__EXERCISE INSTRUCTIONS__.
Please copy out every line in the entries that includes the word "comments".

__INFORMATION PROVIDED__.
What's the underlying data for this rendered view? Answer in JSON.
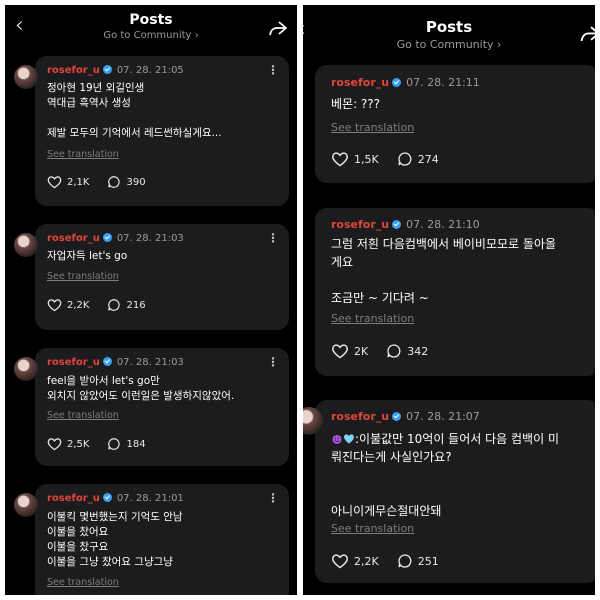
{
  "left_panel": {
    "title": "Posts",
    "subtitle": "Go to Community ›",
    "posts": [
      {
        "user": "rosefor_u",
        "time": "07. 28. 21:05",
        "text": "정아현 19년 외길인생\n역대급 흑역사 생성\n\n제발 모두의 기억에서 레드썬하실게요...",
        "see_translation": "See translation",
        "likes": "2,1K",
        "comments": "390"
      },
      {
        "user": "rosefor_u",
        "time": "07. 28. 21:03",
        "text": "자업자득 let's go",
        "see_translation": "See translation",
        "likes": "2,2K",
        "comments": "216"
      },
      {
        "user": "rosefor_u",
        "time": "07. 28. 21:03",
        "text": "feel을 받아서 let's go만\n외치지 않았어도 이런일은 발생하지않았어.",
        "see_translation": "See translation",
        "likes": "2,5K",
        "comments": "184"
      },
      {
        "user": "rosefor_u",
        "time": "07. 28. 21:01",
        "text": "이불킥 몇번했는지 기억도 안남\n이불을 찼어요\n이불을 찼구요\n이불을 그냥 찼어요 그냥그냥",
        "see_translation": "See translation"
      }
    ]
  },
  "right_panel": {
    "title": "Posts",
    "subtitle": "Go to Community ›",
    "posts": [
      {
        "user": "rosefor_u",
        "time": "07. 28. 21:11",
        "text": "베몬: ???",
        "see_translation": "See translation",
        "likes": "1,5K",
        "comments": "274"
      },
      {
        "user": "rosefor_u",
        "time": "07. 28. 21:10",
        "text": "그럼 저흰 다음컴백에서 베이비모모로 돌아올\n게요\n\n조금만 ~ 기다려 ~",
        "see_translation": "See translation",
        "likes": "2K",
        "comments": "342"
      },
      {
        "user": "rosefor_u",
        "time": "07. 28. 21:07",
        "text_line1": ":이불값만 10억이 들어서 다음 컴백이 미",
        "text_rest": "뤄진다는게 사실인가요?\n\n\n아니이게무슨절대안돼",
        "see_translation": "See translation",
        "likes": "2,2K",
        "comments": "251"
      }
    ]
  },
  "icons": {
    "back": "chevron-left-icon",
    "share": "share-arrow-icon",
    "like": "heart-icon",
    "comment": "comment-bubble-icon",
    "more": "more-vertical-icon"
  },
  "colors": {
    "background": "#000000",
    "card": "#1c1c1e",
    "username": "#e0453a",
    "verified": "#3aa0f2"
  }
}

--

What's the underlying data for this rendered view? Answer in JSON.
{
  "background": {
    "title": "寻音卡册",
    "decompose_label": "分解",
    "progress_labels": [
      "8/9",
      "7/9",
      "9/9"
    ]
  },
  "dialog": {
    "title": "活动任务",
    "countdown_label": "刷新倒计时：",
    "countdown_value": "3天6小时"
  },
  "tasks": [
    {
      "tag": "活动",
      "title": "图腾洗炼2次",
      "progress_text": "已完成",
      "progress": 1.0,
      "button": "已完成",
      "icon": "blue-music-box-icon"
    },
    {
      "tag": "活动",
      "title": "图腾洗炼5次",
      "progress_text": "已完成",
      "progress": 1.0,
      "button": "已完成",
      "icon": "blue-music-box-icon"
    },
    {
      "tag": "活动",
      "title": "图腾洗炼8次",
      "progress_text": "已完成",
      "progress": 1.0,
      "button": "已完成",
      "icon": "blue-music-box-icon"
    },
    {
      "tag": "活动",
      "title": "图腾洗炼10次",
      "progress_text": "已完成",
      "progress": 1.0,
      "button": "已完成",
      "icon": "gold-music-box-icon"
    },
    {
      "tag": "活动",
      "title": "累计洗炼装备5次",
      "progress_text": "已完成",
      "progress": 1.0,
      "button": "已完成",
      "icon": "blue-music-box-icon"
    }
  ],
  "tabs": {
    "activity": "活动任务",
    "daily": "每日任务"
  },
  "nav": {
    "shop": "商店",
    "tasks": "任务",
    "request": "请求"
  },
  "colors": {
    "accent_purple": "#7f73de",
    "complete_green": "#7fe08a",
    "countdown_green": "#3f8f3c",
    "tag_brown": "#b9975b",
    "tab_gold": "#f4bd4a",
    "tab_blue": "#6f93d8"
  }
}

__SOLUTION TO THE PROBLEM__.
        "comments": "390"
        "comments": "216"
        "comments": "184"
        "comments": "274"
        "comments": "342"
        "comments": "251"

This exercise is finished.